It is possible for foreigners to own property in Mexico—even by the beach. However, regardless of whether you are Mexican or not, you cannot own the beach.
In legal terms, there is no such thing as a ‘private beach’ in Mexico. The Mexican Constitution decrees all beaches to be publicly-accessible federal property and as such people have right of access to them anytime. There are some legal exceptions to the access rule, most notably, beaches classed or reserved for military use.
Just about every major beach destination in Mexico has stretches of beach which have no hotel or other property development near them. They are usually frequented by people playing ball sports, relaxing, sunbathing, having a picnic, or just watching the world go by. Some of them have palm groves or other shaded areas in the immediate vicinity; some also have beach-bars or kiosks selling a range of take-away food and drinks. These public areas are an ideal way to enjoy the local beaches and the sea if your home is situated inland from the beach front.
When you own a home near the beach, keep in mind that the salty sea air will create more wear and tear on your home than a property situated inland. Careful choice of materials (if you are building or remodeling your home) and a regular maintenance program will ensure that the structure of your home and any outbuildings remains in good order. Regular house maintenance prevents you from having to pay for higher repair and restoration costs later.
Summers in Mexico near the beach can be very hot and sultry. While some people can get by using a ceiling fan, most people find that air conditioning is essential to stay cool during the hottest months (May-October)—and particularly to get a good night’s sleep. If you are building your own home near the beach, there are design elements that you can employ to promote natural cooling and air ventilation, and thus reduce your energy costs. However, you will probably need some form of air conditioning and it’s relatively expensive to run because air conditioners consume large quantities of electricity, so keeping cool through the summer can become a line item on your home budget in these hotter climates.

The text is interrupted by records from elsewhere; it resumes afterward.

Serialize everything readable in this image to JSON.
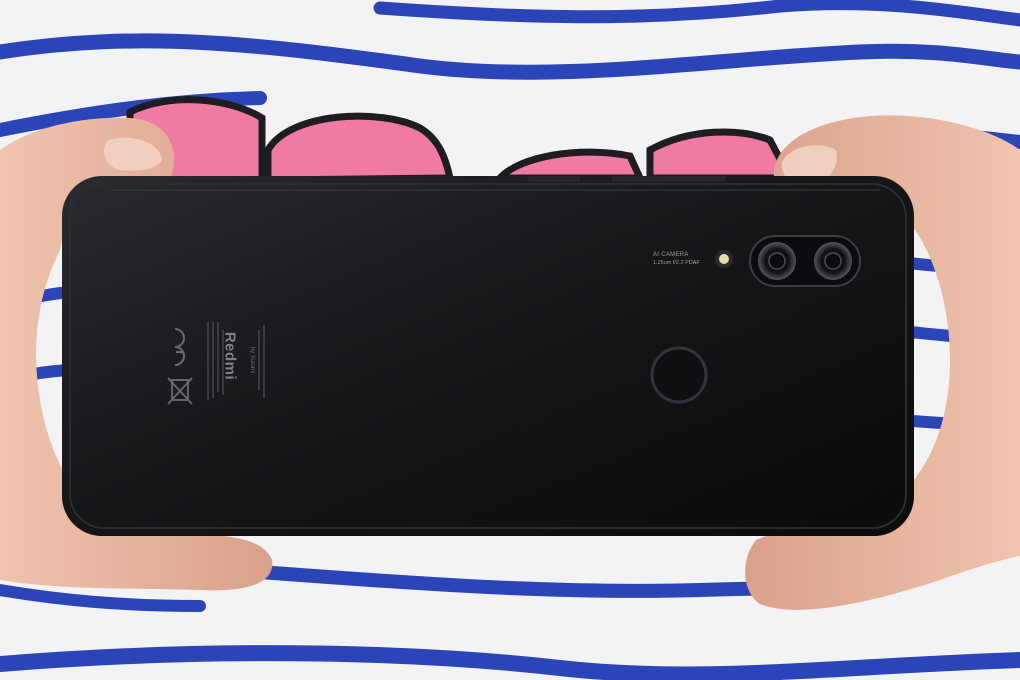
{
  "phone": {
    "brand": "Redmi",
    "brand_sub": "by Xiaomi",
    "camera_label_line1": "AI CAMERA",
    "camera_label_line2": "1.25um f/2.2 PDAF"
  },
  "colors": {
    "shirt_white": "#f3f3f5",
    "stripe_blue": "#2b45b8",
    "phone_black": "#17171b",
    "pink_pattern": "#f07aa2",
    "skin": "#e9b79e"
  }
}
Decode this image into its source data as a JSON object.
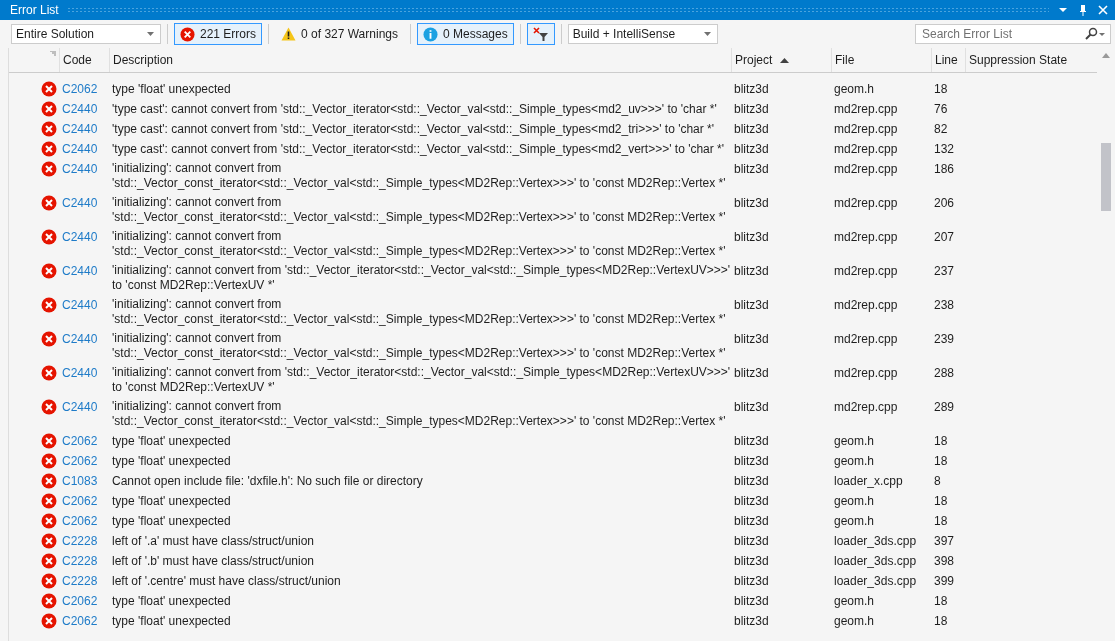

If the area where you are buying your home is subject to tropical storms and hurricanes, you will need to buy a home insurance policy that covers your property for damage caused by these. You can learn more about how to protect your home from unforeseen events on our comprehensive guide to Insuring Property in Mexico.

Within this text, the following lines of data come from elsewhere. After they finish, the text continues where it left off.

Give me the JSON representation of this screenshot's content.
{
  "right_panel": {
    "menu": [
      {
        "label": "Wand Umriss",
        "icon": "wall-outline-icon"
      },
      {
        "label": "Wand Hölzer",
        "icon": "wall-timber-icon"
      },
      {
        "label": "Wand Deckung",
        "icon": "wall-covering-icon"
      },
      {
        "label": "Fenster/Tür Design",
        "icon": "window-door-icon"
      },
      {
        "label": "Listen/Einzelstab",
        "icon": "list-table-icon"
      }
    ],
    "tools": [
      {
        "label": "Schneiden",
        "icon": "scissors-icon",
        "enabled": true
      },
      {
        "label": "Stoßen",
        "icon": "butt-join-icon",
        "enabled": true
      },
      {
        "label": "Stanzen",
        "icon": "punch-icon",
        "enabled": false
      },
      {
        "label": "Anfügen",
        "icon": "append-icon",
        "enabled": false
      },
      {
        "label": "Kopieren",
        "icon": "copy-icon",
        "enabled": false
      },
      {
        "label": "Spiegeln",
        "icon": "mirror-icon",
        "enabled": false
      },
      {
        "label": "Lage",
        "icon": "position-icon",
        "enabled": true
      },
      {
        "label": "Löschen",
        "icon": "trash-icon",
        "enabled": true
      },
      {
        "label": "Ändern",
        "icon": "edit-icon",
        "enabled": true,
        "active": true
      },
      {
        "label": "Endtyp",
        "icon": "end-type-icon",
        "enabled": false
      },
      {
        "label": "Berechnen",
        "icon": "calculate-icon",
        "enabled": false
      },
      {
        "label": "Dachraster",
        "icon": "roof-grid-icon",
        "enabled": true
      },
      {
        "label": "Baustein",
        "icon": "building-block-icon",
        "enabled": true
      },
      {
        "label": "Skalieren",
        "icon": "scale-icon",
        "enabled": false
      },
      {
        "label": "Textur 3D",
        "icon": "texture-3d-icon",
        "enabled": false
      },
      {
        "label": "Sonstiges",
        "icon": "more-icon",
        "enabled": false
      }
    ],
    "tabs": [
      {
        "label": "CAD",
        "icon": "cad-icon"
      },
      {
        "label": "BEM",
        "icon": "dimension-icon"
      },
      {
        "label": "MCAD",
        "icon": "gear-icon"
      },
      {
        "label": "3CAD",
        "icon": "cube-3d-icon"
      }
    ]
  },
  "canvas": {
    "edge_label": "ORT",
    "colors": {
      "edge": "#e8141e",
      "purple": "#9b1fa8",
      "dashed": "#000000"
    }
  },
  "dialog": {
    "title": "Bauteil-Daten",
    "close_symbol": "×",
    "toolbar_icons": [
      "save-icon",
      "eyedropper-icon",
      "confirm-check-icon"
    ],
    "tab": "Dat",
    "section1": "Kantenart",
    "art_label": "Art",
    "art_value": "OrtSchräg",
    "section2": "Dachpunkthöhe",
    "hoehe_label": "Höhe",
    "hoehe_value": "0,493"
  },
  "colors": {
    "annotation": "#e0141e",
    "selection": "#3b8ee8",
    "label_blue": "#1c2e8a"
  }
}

If you plan to buy or build a home near a beach in Mexico, there are factors to take into account in regard to construction and maintenance which can help you to protect your investment and design energy efficiency into your home. Ed Kunze’s eBook, Buy, Build or Improve Your Home in Mexico has extensive information about this, sharing valuable advice that can prevent you from making material mistakes and save you time and money.